A staggering 36.7 million individuals are living with HIV worldwide, and once an individual is infected, they have it for life. Having safe, effective treatment available is what allows these individuals to live as long, and for the most part, as healthy, as their non-infected counterparts.
One such treatment option, humanized monoclonal antibody PRO 140, “belongs to a new class of HIV/AIDS therapeutics,” according to biotechnology company CytoDyn, who acquired the antibody in July 2012, from original developer Progenics Pharmaceuticals.
CytoDyn paid an initial $3.5 million — with supplemental clinical milestone payments — for the investigational treatment. It was a price that Nader Pourhassan, PhD, CytoDyn president and chief executive officer, was footing for a larger idea. Dr. Pourhassan recently recalled a conversation with colleague Robert T. Schooley, MD, division head and professor of medicine in the Division of Infectious Disease’s Department of Medicine at the University of California, San Diego.
While discussing future HIV drugs, Dr. Pourhassan said that Dr. Schooley told him if he wanted to make the next drug “a game changer, it has to be monoclonal.”

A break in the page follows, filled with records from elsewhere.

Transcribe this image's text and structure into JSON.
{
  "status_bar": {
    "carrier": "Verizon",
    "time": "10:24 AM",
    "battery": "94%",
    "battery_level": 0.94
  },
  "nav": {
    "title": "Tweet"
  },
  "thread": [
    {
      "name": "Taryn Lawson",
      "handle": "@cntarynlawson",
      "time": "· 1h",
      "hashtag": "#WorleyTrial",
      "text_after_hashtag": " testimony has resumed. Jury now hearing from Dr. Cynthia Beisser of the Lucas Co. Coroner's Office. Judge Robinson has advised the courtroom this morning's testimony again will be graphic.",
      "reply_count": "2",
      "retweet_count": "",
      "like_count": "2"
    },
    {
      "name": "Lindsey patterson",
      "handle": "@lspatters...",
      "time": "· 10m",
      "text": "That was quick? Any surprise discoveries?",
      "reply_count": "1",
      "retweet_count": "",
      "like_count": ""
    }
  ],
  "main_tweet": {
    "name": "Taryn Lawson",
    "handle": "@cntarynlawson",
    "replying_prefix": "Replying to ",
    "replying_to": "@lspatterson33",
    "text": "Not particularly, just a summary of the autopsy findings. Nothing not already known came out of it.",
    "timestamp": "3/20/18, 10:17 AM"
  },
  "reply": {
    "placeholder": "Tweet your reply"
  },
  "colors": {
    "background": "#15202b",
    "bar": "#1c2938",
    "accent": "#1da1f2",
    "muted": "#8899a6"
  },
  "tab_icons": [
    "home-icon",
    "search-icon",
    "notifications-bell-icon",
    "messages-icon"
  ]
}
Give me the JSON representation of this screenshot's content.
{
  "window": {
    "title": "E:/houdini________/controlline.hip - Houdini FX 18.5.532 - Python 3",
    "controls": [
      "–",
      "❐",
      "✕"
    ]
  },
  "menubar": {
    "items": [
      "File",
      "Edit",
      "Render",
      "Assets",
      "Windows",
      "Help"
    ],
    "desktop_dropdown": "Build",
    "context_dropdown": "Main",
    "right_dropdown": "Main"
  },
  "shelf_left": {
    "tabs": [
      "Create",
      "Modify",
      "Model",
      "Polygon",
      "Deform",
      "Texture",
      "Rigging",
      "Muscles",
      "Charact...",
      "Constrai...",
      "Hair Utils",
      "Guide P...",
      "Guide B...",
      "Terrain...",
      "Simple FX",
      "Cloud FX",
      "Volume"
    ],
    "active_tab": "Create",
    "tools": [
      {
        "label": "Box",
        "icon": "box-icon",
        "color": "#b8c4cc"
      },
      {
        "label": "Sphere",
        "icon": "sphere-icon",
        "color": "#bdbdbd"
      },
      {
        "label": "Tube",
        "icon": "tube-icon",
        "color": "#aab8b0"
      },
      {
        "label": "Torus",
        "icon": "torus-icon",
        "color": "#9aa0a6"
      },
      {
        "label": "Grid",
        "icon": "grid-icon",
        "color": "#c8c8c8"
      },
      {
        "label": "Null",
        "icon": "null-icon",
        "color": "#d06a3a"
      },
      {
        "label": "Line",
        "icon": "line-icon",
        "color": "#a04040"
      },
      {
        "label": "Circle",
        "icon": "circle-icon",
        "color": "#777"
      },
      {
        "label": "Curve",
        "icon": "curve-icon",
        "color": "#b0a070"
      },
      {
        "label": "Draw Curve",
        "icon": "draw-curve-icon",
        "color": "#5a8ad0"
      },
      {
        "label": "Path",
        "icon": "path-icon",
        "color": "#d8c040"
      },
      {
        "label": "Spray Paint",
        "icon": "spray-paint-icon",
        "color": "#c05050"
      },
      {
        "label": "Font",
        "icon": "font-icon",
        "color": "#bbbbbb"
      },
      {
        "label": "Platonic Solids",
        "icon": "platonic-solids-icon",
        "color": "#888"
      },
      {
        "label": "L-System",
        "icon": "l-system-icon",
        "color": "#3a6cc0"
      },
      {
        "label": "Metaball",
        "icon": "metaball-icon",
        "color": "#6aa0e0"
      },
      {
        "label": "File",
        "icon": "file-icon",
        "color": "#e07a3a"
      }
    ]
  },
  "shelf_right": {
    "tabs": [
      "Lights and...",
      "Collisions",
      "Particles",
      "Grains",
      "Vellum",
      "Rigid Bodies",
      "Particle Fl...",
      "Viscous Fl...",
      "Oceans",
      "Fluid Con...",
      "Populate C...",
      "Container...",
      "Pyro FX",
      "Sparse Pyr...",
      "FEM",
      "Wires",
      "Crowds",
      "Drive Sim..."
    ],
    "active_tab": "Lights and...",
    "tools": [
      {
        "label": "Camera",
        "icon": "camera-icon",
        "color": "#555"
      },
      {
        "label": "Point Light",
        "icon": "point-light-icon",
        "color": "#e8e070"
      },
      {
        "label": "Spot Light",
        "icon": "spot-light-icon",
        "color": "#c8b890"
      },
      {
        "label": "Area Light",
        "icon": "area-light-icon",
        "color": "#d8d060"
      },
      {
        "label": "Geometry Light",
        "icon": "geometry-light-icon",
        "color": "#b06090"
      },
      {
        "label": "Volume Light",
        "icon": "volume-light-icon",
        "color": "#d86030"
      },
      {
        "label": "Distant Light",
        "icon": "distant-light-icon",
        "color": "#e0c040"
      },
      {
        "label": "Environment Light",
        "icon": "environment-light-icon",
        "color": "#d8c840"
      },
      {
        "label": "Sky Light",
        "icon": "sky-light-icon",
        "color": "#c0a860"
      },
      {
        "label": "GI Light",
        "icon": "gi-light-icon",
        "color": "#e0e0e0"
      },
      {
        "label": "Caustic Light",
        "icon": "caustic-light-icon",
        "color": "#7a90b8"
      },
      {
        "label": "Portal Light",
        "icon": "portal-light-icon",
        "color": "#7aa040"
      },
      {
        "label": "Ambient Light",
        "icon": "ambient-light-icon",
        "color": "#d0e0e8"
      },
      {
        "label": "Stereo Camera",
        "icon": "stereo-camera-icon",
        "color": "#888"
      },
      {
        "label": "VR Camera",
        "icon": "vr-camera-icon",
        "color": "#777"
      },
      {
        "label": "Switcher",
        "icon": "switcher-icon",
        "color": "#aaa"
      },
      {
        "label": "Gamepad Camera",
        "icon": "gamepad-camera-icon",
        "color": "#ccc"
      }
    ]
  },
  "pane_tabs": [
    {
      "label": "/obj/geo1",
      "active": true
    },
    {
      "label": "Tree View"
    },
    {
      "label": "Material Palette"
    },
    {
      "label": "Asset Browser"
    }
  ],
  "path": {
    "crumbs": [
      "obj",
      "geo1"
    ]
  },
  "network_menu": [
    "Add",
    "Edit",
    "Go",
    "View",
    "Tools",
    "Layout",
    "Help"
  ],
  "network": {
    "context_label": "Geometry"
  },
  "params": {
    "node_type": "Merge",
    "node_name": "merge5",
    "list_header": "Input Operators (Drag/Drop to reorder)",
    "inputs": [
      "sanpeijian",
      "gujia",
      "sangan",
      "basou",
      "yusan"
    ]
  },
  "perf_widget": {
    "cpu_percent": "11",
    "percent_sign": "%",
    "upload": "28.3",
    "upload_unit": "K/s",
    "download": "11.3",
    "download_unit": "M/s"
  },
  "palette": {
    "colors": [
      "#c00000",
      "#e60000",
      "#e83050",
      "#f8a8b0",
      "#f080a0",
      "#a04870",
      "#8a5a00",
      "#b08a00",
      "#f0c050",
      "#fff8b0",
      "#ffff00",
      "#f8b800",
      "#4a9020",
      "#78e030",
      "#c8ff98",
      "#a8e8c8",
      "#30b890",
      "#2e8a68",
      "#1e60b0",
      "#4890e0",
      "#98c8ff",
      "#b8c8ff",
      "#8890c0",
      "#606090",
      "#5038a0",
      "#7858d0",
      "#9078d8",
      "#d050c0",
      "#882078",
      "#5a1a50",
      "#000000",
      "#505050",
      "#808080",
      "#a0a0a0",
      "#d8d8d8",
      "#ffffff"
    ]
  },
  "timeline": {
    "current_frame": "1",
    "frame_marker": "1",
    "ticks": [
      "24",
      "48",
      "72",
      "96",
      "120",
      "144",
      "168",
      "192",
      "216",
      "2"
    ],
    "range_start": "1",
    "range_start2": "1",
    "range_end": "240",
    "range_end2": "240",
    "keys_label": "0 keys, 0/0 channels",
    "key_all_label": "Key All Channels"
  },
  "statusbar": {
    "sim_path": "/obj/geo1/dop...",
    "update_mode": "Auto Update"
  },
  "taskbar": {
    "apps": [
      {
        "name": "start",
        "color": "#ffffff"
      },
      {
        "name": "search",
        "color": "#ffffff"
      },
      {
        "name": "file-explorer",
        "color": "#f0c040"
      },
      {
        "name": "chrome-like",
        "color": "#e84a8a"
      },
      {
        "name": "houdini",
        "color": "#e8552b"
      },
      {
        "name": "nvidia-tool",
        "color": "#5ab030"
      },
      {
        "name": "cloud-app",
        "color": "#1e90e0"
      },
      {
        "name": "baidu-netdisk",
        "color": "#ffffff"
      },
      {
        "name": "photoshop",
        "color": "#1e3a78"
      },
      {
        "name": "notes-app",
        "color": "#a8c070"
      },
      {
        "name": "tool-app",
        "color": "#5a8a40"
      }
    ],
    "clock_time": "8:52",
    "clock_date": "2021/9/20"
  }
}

Why might monoclonal antibodies
be a gamechanger? Researchers believe that they "hold promise as long-acting therapies for people with limited treatment options due to drug resistance."
The efficacy results from 1 of 2 PRO 140 clinical trials should be announced in the next month, according to CytoDyn. What Dr. Pourhassan projects is a once-weekly subcutaneous self-injection antibody that protects healthy cells from HIV infection by binding to the C-C chemokine receptor type 5 (CCR5).
CCR5 is a white blood cell surface protein used by the virus to infect host cells. Paul J. Maddon, MD, PhD, the inventor of PRO 140, was credited by Dr. Pourhassan as one of the forefront researchers in CCR5’s role in HIV treatment for the past decade.
In previous trials, PRO 140 has been shown to reduce HIV viral load in the body, while maintaining a long-term reduction, according to CytoDyn. Patients observed in such trials have been on the treatment for over 2 years during the study’s extension, and have reported minimal adverse effects and toxicities—and no viral resistance.